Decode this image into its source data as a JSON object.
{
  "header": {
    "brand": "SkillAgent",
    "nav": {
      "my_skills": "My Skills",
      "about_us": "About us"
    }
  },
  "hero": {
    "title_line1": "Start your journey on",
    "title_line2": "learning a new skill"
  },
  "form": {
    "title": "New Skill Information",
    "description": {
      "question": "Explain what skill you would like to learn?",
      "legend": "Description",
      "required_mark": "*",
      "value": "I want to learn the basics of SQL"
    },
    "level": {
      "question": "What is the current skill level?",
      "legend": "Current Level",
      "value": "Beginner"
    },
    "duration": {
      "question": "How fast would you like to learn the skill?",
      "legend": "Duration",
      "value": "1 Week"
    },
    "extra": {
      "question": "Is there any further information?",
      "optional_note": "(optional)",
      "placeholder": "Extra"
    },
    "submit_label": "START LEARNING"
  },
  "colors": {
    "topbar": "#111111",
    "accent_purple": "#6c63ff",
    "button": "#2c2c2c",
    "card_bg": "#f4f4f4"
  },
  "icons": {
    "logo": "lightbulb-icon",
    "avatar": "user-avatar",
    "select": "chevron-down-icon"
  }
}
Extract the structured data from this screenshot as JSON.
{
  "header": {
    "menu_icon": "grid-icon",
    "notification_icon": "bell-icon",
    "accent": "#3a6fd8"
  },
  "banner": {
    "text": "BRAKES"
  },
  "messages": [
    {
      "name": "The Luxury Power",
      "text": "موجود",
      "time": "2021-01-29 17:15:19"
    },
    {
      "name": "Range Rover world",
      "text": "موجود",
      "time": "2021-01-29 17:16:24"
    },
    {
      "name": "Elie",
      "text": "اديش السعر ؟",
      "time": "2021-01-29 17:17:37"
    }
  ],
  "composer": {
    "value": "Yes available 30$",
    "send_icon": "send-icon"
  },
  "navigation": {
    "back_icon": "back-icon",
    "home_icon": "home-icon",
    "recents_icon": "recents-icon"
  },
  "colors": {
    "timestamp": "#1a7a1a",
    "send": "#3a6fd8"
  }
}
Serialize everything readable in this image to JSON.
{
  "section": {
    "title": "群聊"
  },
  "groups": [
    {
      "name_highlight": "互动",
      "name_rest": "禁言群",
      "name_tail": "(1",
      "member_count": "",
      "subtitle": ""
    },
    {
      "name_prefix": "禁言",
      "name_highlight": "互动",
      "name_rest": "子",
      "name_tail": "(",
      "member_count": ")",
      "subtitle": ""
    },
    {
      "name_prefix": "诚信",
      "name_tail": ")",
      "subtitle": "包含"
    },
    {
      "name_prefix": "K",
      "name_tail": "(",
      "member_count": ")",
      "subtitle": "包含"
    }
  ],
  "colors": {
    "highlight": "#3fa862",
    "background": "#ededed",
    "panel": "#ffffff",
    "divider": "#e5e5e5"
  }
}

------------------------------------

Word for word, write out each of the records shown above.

Decode this image into its source data as a JSON object.
{
  "header": {
    "brand": "SkillAgent",
    "nav": {
      "my_skills": "My Skills",
      "about_us": "About us"
    }
  },
  "hero": {
    "title_line1": "Start your journey on",
    "title_line2": "learning a new skill"
  },
  "form": {
    "title": "New Skill Information",
    "description": {
      "question": "Explain what skill you would like to learn?",
      "legend": "Description",
      "required_mark": "*",
      "value": "I want to learn the basics of SQL"
    },
    "level": {
      "question": "What is the current skill level?",
      "legend": "Current Level",
      "value": "Beginner"
    },
    "duration": {
      "question": "How fast would you like to learn the skill?",
      "legend": "Duration",
      "value": "1 Week"
    },
    "extra": {
      "question": "Is there any further information?",
      "optional_note": "(optional)",
      "placeholder": "Extra"
    },
    "submit_label": "START LEARNING"
  },
  "colors": {
    "topbar": "#111111",
    "accent_purple": "#6c63ff",
    "button": "#2c2c2c",
    "card_bg": "#f4f4f4"
  },
  "icons": {
    "logo": "lightbulb-icon",
    "avatar": "user-avatar",
    "select": "chevron-down-icon"
  }
}
Extract the structured data from this screenshot as JSON.
{
  "header": {
    "menu_icon": "grid-icon",
    "notification_icon": "bell-icon",
    "accent": "#3a6fd8"
  },
  "banner": {
    "text": "BRAKES"
  },
  "messages": [
    {
      "name": "The Luxury Power",
      "text": "موجود",
      "time": "2021-01-29 17:15:19"
    },
    {
      "name": "Range Rover world",
      "text": "موجود",
      "time": "2021-01-29 17:16:24"
    },
    {
      "name": "Elie",
      "text": "اديش السعر ؟",
      "time": "2021-01-29 17:17:37"
    }
  ],
  "composer": {
    "value": "Yes available 30$",
    "send_icon": "send-icon"
  },
  "navigation": {
    "back_icon": "back-icon",
    "home_icon": "home-icon",
    "recents_icon": "recents-icon"
  },
  "colors": {
    "timestamp": "#1a7a1a",
    "send": "#3a6fd8"
  }
}
Serialize everything readable in this image to JSON.
{
  "section": {
    "title": "群聊"
  },
  "groups": [
    {
      "name_highlight": "互动",
      "name_rest": "禁言群",
      "name_tail": "(1",
      "member_count": "",
      "subtitle": ""
    },
    {
      "name_prefix": "禁言",
      "name_highlight": "互动",
      "name_rest": "子",
      "name_tail": "(",
      "member_count": ")",
      "subtitle": ""
    },
    {
      "name_prefix": "诚信",
      "name_tail": ")",
      "subtitle": "包含"
    },
    {
      "name_prefix": "K",
      "name_tail": "(",
      "member_count": ")",
      "subtitle": "包含"
    }
  ],
  "colors": {
    "highlight": "#3fa862",
    "background": "#ededed",
    "panel": "#ffffff",
    "divider": "#e5e5e5"
  }
}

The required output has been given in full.